During this time, the tumor produces little or no symptoms or outward signs (abnormalities on physical examination). As the cancer advances, however, it can spread beyond the prostate into the surrounding tissues (local spread). Moreover, the cancer also can metastasize (spread even farther) throughout other areas of the body, such as the bones, lungs, and liver. Symptoms and signs, therefore, are more often associated with advanced prostate cancer. Prostate cancer may cause pain, difficulty in urinating, erectile dysfunction and other symptoms.

The cause of prostate cancer has not been identified but the cancer is thought to be related to benign prostatic hypertrophy (BHP). The risk factors of prostate cancer include advancing age, heredity, hormonal influences, and such enviromental toxins, chemicals, and industrial products.  The best way to try and prevent prostate cancer is to modify the risk factors for the disease that you have control over.

You may want to try to eat a low fat diet that is rich in fruits and vegetables. Certain foods, vitamins and minerals have been suggested to decrease your chances of getting prostate cancer, however doctors are still studying more data before any particular food or supplement can be endorsed for preventing the disease. Currently, there are studies looking at selenium, lycopen, vitamin A and other retinoids, vitamin D, vitamin E, and soy for prostate cancer prevention.

Since prostate cancer is a disease of older men, many will die of other causes before the disease can spread or cause symptoms.  Deciding on treatment can be daunting not only because there are far better options for treatment today that they were ten years ago but also because not enough relaiable data are available on which to base the decisions. Prostate cancer can be treated with surgery, radiation therapy, hormone therapy, occasionally chemotherapy, or some combination of these.

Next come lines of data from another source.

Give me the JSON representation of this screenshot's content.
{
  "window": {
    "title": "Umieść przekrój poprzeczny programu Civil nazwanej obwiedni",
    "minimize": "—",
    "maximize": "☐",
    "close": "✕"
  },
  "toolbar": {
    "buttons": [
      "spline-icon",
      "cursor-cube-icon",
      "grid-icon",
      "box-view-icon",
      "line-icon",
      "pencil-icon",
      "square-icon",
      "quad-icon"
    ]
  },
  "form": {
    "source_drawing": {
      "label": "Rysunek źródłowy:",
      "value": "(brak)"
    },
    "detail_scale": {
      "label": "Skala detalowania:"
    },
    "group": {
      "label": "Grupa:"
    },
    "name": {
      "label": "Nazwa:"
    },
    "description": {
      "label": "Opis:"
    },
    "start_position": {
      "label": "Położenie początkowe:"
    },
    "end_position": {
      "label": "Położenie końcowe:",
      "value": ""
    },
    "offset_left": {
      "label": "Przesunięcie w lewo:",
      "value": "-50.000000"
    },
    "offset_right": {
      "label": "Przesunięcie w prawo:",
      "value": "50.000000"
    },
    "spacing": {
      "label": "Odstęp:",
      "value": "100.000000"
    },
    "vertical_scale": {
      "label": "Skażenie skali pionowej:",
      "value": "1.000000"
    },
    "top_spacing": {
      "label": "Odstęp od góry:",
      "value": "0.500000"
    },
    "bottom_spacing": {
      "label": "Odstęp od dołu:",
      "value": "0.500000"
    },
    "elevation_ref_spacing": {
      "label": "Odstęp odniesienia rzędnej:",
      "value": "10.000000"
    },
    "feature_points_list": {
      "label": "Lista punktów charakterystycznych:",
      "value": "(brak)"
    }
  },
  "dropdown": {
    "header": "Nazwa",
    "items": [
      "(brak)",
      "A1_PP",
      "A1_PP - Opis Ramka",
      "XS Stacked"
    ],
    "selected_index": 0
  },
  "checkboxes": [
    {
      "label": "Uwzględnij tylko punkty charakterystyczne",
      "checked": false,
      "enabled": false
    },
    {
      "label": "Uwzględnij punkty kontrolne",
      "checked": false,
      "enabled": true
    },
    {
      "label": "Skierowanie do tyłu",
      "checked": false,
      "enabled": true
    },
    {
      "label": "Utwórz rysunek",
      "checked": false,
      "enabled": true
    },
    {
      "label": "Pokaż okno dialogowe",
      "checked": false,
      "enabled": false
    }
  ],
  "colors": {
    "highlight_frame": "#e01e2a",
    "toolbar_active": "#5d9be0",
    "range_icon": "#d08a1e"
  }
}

Most men who have the risk factors do not get the disease, on the other hand men who do get the disease often have no known risk factors, except for growing older.  If you think that you may be at risk, you should consult your doctor immediately so that you may be given suggestions on ways of reducing your risk and can plan scheduled check-ups.